which is overuse. This is where elderlypeople, or people who are carrying a lot of extraweight, or have extra wear and tear on their jointstend to get osteoarthritis. And first thing's first, wehave our joint space here, this is a synovial joint, so it moves. These two bones move against each other. These are gonna be the bone parts.
We're not gonna do very much with them, we care about where they come together. This yellowish layer yousee here, is cartilage. It's kind of a cushionbetween the two bones. We don't want the two bonesto rub against each other. This soft, waxy cartilage,do rub against each other. Now over here we have the synovium, which is a very thin layer of tissue.
And its job is to produce synovial fluid, which is a lubricant of the whole system. Synovium if you look at the word, just as an extra trivia,syn means quot;similar toquot;, and ovium is referring tothe word quot;ovumquot; or quot;eggquot;. So synovial fluidsecreted by the synovium, is this whitish material,very, kind of like the consistency of egg whites.
I think that's where the word came from. Synovium, like egg whites. And that's all filled intheir joint space here, to lubricate the movementsbetween the two bones. So as you can imagine, thissystem allows the bones to move every whichway, gives us movement. Osteoarthritis if I had tosummarize it in two words, I would say it is cartilage destruction.
It is purely mechanical wear and tear of the cartilage layer, this cushioning. So we think of elderlypeople having this problem, but the truth is, thestate of one's cartilage is also genetic, some people have better or more cartilage to begin with. So the age issue aside,just think of it as the destruction ofcartilage layer with time.
Diagnosis and Treatment of TMJ Disorders
Welcome tothe Stanford Health Library.
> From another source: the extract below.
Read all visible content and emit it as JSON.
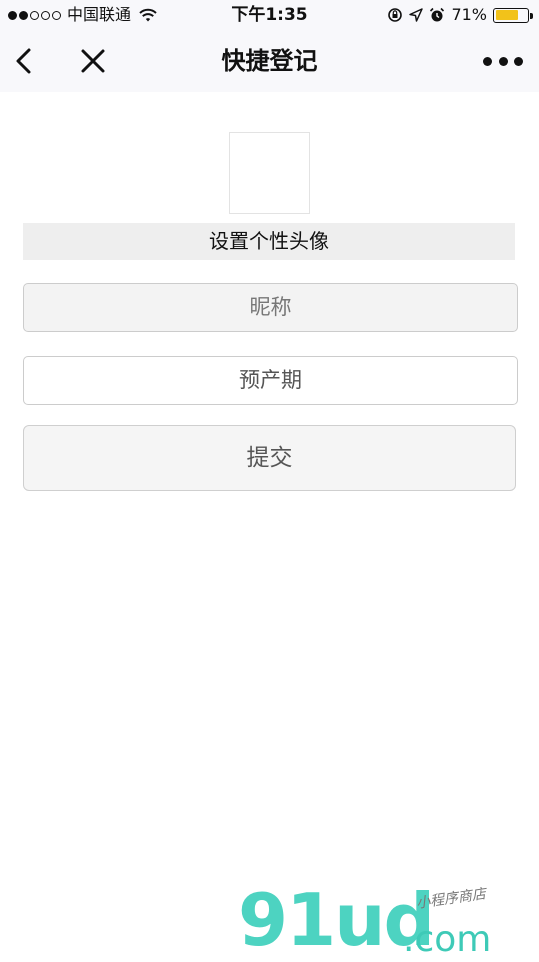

Thank you forcoming here tonight. My name is Michele Jehensonand I work at the orofacial pain at the StanfordPain Center in Redwood City. So today's topicis TMJ disorders. TMD, I'm going to speak aboutthe nature of the disorder. What a TMJ disorder really is. I'm going to also talk aboutwho is at risk for TMD.
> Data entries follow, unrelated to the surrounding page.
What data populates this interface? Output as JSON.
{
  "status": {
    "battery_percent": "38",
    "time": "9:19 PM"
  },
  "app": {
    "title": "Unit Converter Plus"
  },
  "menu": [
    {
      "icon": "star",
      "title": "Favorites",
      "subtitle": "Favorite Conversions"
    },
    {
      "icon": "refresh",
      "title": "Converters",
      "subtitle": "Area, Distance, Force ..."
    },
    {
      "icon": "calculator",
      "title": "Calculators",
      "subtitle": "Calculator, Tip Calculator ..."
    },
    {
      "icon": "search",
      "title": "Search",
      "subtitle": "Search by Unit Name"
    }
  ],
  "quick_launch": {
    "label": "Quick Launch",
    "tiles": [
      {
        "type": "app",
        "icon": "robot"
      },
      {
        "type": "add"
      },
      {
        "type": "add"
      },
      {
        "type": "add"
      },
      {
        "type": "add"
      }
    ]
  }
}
And finally, I will touch onthe common treatments that are recognized asevidencebased treatment for TMJ disorders. So, I guess it's customary to talk about disclosures asto if I'm affiliated with any kind of pharmaceuticalcompany or anything like that. I have no disclosuresto be done. So, I wanted to first showyou the anatomy of a TMJ.
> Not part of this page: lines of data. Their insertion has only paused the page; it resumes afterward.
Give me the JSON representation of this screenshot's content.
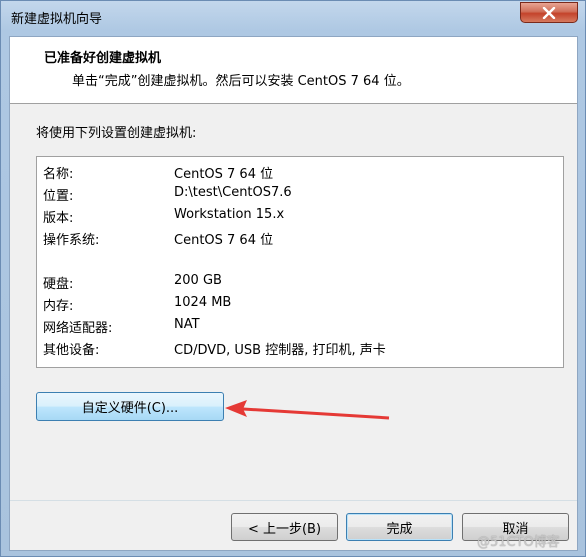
{
  "window": {
    "title": "新建虚拟机向导"
  },
  "header": {
    "title": "已准备好创建虚拟机",
    "subtitle": "单击“完成”创建虚拟机。然后可以安装 CentOS 7 64 位。"
  },
  "intro": "将使用下列设置创建虚拟机:",
  "summary": {
    "rows": [
      {
        "key": "名称:",
        "value": "CentOS 7 64 位"
      },
      {
        "key": "位置:",
        "value": "D:\\test\\CentOS7.6"
      },
      {
        "key": "版本:",
        "value": "Workstation 15.x"
      },
      {
        "key": "操作系统:",
        "value": "CentOS 7 64 位"
      },
      {
        "key": "硬盘:",
        "value": "200 GB"
      },
      {
        "key": "内存:",
        "value": "1024 MB"
      },
      {
        "key": "网络适配器:",
        "value": "NAT"
      },
      {
        "key": "其他设备:",
        "value": "CD/DVD, USB 控制器, 打印机, 声卡"
      }
    ]
  },
  "buttons": {
    "customize": "自定义硬件(C)...",
    "back": "< 上一步(B)",
    "finish": "完成",
    "cancel": "取消"
  },
  "colors": {
    "arrow": "#e53935",
    "accent_border": "#3c7fb1"
  },
  "watermark": "@51CTO博客"
}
It's a joint that isvery unique in the body. It's one of a kind. There is a one disc, andyou can picture it as a donut. So, it's a circular,biconcave, just a donut, just doesn't have the actualhole in the middle. So it's kind of likea donut shape, and it separates the jawbone,which you see as the rounded bone in the picture,from the skull.
And particularly, the fossa,the articular fossa, and the eminence that you seeto the right of the fossa. So the disc is flexible. It's fiber cartilage, and it offers a perfect interfacebetween the skull and the jaw. It allows for smoother motion. The joint is also particularin a sense that not only it allows rotation ofthe joint, but it allows for
forward motion of the jaw. So, if you put your handlike slightly over your, in front of your ear and youopen your jaw wide and slow, you can see that initially,it just starts rotating and then you can feel itactually advance forward. And for some people, you canactually feel it coming out slightly, because even thoughthe jaw is seemingly fixed, the suture that is inthe front, it allows for
certain flexibility in andout of the joint itself. So, what is a TMJ disorderé So, a TMJ disorderis defined by pain, either at rest orupon function. It is defined by somethingthat is a painful noise. It can also be justa dysfunction, like a limited range ofmotion, or a jaw deviation such as this, like when youopen you go to one side or